Wienheimer focuses on the “abbreviations” and “transcription” aspects of RDA and notes that many catalogue users will probably not “notice any changes at all.” I agree, these are cosmetic changes.
But this does not get at the heart of the matter: data. It’s interesting to note that the word ‘data’ is not mentioned anywhere in the speaking notes for this presentation. In my mind that is the key advantage of RDA and FRBR: to start thinking of cataloguing practice in terms of the individual data elements and leave the idea of creating catalogue records behind.
Weinheimer says the following:
“I believe that RDA and FRBR, although very well-intentioned and initiated by excellent and sincere cataloging experts, are going in a direction very different from what is needed by our patrons. In fact, when looking at those initiatives from such a viewpoint, it turns out that they actually only continue the same methods, and have the same aims that have been found from the very beginning of catalogs. As a result, I see no reason to adopt RDA since it will not be providing anything substantially new for our patrons. It only introduces new methods for catalogers to make what is substantially the same product. What we need are products that are useful to our patrons, who now inhabit a completely new information environment.”

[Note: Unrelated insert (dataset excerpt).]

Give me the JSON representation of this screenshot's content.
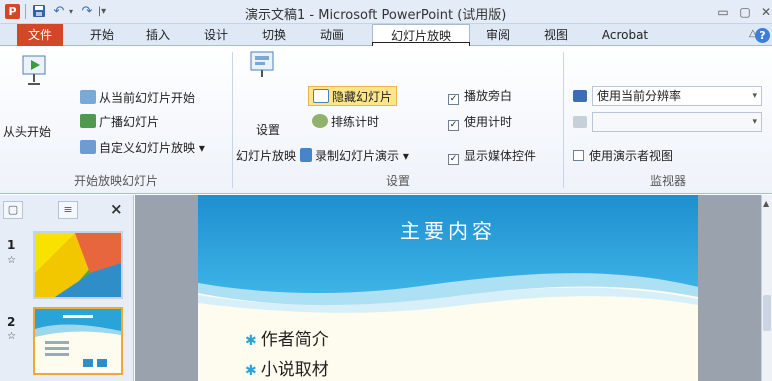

And I don’t disagree with this either. However, I think RDA represents a transitional phase leading the cataloguing community to something like linked data where our bibliographic data will be able to more easily connect up with other data already on the web instead of trapped in traditional catalogue records and library information systems. Work on the RDA Vocabularies, for example, looks very promising.
The entity-relationship model that FRBR provides, and upon which RDA is based, will allow cataloguers to start thinking about their day-to-day activities in terms of creating and using data elements. Data that will connect to data already found on the web. This may potentially lead to an improvement in cataloguing productivity (freeing cataloguers from some of the descriptive tasks already carried out upstream, e.g. by publishers) and making our data truly “of the web.”
We have to start somewhere and RDA seems as good a place as anywhere to begin. And, as Weinheimer notes, RDA really won’t change the practice of cataloguing all that much. No matter what the size of your library I don’t think the commitment to implement RDA should be as economically challenging as Weinheimer suggests in this presentation. Although the situation would be so much better if RDA had been offered openly free for all to use*. This would surely have made it easier for libraries to adopt and would have increased potential buy in for non-library metadata creators, one of the many goals of RDA.
As I declared during a recent presentation at the OLA Super Conference: I remain an RDA optimist.
* Note that the RDA Constituency Review Draft is freely available.